I most of the time feel like sarcasm and bitterness are uninvited in my life, and most of the time they are.  In this moment however I print their invitations with my imaginary printer that I am using to print everything I need to print, which includes transcript requests to The Lipscomb, because the Registrar doesn’t know how to use email, and also forms for The Grad Schools.  The Grad Schools know how to use email, and they know how to make online applications, which they have made and are lengthening according to the lists of their applicants and the suffixes on the names of their five highest-paid employees, whose salaries are lengthening according to the string of imaginary zeroes after the imaginary heading in the Book of My Life: Things I Have Accomplished, and Will Accomplish.  000000000.0000000000

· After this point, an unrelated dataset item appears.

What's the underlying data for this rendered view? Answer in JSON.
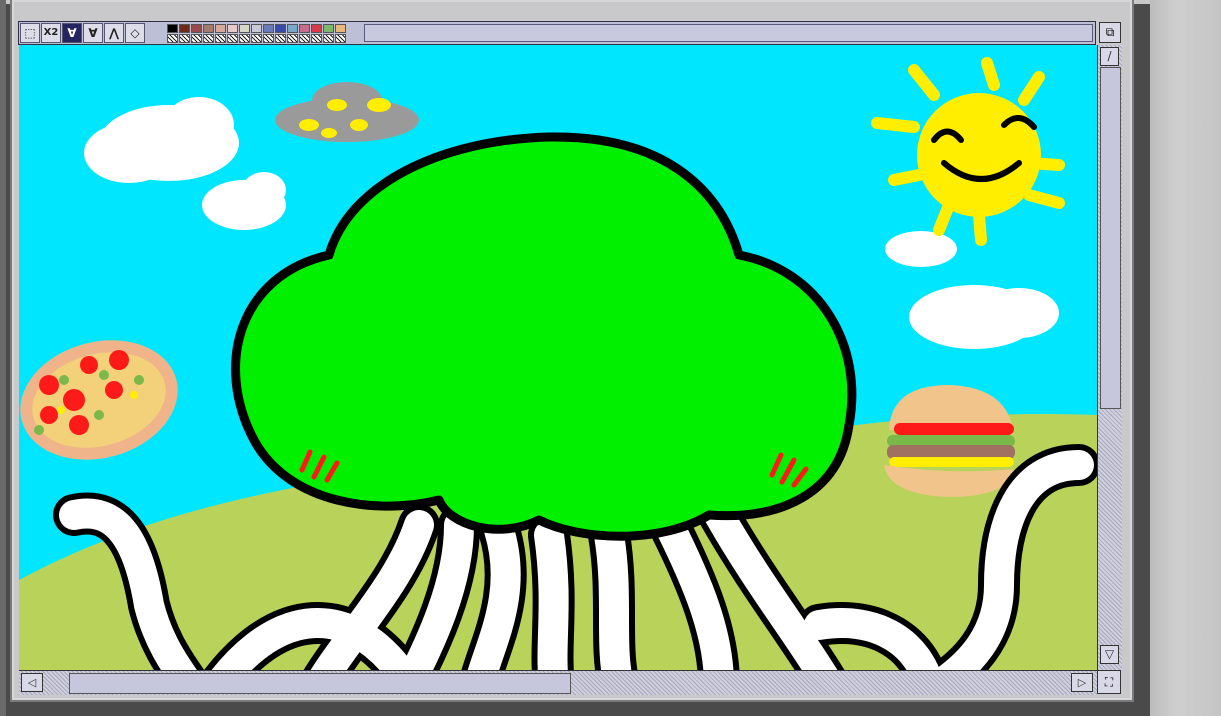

If I can make Christmas presents happen by the 25th, make a grant application happen by the 17th, make four or five grad school applications happen by the 31st, and make rent and loans and utilities happen by the 1st of January, then I will be alive, inexplicably, sane, not wandering around the Broadway post office leaning in car windows asking for money to go to Burger King.  If I can make it alive and sane and un-homeless to January, maybe the 31st of January, when the last of the bright & shining applications and portfolios will be either thumbed or unthumbed, either in the inbox or the outbox, either liked or disliked, then, I can wear something with a hood, maybe something red and a note in my chest that someone wrote that says in so many words i love you, and walk around in a place that is far enough away.

It would be nice, in proportion to the difficulty, to take a trip.  I have the lists of places, lengthening in proportion to the lengthening list of places I have not traveled while reaching this age, twenty-four, twice twelve, twice twice six.  Even in my soul I am untraveling, and this is probably the most important of anything.  At this point I will not mail the invitations to sarcasm and bitterness, but will shred them, in my imaginary shredder that I am using to shred the invitations I printed for misery, wretchedness and poverty, which is even now spitting out in long strips the words “misery,” “wretchedness” and “poverty” sliced into unintelligible pieces along with a humming sound (like the happy librarian pushing the cart or the nipped & jaunty downtown-walker) and a crunching, as of snow in the morning, or cereal in the morning.

I guess things are ok.